# PROBLEM TO WORK ON
Set the following entries down again exactly, line by line.
+-------+
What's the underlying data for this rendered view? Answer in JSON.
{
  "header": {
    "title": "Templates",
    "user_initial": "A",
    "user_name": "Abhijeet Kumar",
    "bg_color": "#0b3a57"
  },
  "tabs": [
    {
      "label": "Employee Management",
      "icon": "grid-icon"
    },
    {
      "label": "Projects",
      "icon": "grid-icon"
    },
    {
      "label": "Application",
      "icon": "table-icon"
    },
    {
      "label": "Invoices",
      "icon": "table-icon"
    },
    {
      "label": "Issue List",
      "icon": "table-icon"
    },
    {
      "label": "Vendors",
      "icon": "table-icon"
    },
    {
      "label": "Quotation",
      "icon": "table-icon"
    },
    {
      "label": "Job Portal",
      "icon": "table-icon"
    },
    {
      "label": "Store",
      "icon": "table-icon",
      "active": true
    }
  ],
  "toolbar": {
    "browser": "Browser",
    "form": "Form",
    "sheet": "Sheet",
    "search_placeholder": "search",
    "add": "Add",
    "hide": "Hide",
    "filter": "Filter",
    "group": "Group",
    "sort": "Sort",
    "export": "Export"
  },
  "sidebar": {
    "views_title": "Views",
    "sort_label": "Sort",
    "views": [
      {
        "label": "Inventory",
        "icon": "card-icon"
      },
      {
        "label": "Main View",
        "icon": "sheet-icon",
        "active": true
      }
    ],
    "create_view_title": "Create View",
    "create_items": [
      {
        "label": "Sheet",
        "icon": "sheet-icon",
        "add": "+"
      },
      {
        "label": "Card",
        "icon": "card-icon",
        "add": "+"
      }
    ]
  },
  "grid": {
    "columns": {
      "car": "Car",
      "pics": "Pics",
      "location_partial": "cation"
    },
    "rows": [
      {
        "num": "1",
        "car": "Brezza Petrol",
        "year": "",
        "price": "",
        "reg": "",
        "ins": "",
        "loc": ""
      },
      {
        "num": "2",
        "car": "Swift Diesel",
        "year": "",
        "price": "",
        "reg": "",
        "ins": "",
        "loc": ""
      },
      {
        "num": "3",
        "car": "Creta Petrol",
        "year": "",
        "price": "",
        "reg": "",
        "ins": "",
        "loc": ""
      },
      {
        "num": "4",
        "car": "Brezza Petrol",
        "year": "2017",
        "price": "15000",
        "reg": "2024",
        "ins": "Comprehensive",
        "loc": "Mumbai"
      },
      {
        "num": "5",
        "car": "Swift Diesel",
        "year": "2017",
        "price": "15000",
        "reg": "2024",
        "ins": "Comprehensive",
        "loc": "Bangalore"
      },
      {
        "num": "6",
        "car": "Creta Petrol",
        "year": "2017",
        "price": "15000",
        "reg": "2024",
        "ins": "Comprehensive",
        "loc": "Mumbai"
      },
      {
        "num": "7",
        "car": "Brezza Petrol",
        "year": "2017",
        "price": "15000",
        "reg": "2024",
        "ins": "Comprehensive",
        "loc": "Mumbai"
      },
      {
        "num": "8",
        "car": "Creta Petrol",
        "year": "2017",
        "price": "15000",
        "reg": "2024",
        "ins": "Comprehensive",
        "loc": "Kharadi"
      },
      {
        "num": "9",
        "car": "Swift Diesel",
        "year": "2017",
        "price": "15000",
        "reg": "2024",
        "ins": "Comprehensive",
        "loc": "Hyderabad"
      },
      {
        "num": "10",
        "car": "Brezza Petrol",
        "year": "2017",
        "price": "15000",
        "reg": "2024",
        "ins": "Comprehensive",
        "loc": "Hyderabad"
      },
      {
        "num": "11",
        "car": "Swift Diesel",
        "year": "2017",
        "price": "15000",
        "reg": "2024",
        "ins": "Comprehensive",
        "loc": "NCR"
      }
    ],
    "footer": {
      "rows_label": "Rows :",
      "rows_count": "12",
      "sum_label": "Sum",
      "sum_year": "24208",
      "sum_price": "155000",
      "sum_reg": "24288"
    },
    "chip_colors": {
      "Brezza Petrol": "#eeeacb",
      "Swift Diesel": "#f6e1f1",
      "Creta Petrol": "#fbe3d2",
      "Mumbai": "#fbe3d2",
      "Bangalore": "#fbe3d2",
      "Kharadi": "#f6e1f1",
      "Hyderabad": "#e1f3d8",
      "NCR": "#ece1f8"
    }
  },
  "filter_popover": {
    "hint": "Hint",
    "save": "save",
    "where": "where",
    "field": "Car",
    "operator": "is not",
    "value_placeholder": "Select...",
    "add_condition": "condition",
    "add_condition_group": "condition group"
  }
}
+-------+
# REPLY TO THE EXERCISE
What's the underlying data for this rendered view? Answer in JSON.
{
  "header": {
    "title": "Templates",
    "user_initial": "A",
    "user_name": "Abhijeet Kumar",
    "bg_color": "#0b3a57"
  },
  "tabs": [
    {
      "label": "Employee Management",
      "icon": "grid-icon"
    },
    {
      "label": "Projects",
      "icon": "grid-icon"
    },
    {
      "label": "Application",
      "icon": "table-icon"
    },
    {
      "label": "Invoices",
      "icon": "table-icon"
    },
    {
      "label": "Issue List",
      "icon": "table-icon"
    },
    {
      "label": "Vendors",
      "icon": "table-icon"
    },
    {
      "label": "Quotation",
      "icon": "table-icon"
    },
    {
      "label": "Job Portal",
      "icon": "table-icon"
    },
    {
      "label": "Store",
      "icon": "table-icon",
      "active": true
    }
  ],
  "toolbar": {
    "browser": "Browser",
    "form": "Form",
    "sheet": "Sheet",
    "search_placeholder": "search",
    "add": "Add",
    "hide": "Hide",
    "filter": "Filter",
    "group": "Group",
    "sort": "Sort",
    "export": "Export"
  },
  "sidebar": {
    "views_title": "Views",
    "sort_label": "Sort",
    "views": [
      {
        "label": "Inventory",
        "icon": "card-icon"
      },
      {
        "label": "Main View",
        "icon": "sheet-icon",
        "active": true
      }
    ],
    "create_view_title": "Create View",
    "create_items": [
      {
        "label": "Sheet",
        "icon": "sheet-icon",
        "add": "+"
      },
      {
        "label": "Card",
        "icon": "card-icon",
        "add": "+"
      }
    ]
  },
  "grid": {
    "columns": {
      "car": "Car",
      "pics": "Pics",
      "location_partial": "cation"
    },
    "rows": [
      {
        "num": "1",
        "car": "Brezza Petrol",
        "year": "",
        "price": "",
        "reg": "",
        "ins": "",
        "loc": ""
      },
      {
        "num": "2",
        "car": "Swift Diesel",
        "year": "",
        "price": "",
        "reg": "",
        "ins": "",
        "loc": ""
      },
      {
        "num": "3",
        "car": "Creta Petrol",
        "year": "",
        "price": "",
        "reg": "",
        "ins": "",
        "loc": ""
      },
      {
        "num": "4",
        "car": "Brezza Petrol",
        "year": "2017",
        "price": "15000",
        "reg": "2024",
        "ins": "Comprehensive",
        "loc": "Mumbai"
      },
      {
        "num": "5",
        "car": "Swift Diesel",
        "year": "2017",
        "price": "15000",
        "reg": "2024",
        "ins": "Comprehensive",
        "loc": "Bangalore"
      },
      {
        "num": "6",
        "car": "Creta Petrol",
        "year": "2017",
        "price": "15000",
        "reg": "2024",
        "ins": "Comprehensive",
        "loc": "Mumbai"
      },
      {
        "num": "7",
        "car": "Brezza Petrol",
        "year": "2017",
        "price": "15000",
        "reg": "2024",
        "ins": "Comprehensive",
        "loc": "Mumbai"
      },
      {
        "num": "8",
        "car": "Creta Petrol",
        "year": "2017",
        "price": "15000",
        "reg": "2024",
        "ins": "Comprehensive",
        "loc": "Kharadi"
      },
      {
        "num": "9",
        "car": "Swift Diesel",
        "year": "2017",
        "price": "15000",
        "reg": "2024",
        "ins": "Comprehensive",
        "loc": "Hyderabad"
      },
      {
        "num": "10",
        "car": "Brezza Petrol",
        "year": "2017",
        "price": "15000",
        "reg": "2024",
        "ins": "Comprehensive",
        "loc": "Hyderabad"
      },
      {
        "num": "11",
        "car": "Swift Diesel",
        "year": "2017",
        "price": "15000",
        "reg": "2024",
        "ins": "Comprehensive",
        "loc": "NCR"
      }
    ],
    "footer": {
      "rows_label": "Rows :",
      "rows_count": "12",
      "sum_label": "Sum",
      "sum_year": "24208",
      "sum_price": "155000",
      "sum_reg": "24288"
    },
    "chip_colors": {
      "Brezza Petrol": "#eeeacb",
      "Swift Diesel": "#f6e1f1",
      "Creta Petrol": "#fbe3d2",
      "Mumbai": "#fbe3d2",
      "Bangalore": "#fbe3d2",
      "Kharadi": "#f6e1f1",
      "Hyderabad": "#e1f3d8",
      "NCR": "#ece1f8"
    }
  },
  "filter_popover": {
    "hint": "Hint",
    "save": "save",
    "where": "where",
    "field": "Car",
    "operator": "is not",
    "value_placeholder": "Select...",
    "add_condition": "condition",
    "add_condition_group": "condition group"
  }
}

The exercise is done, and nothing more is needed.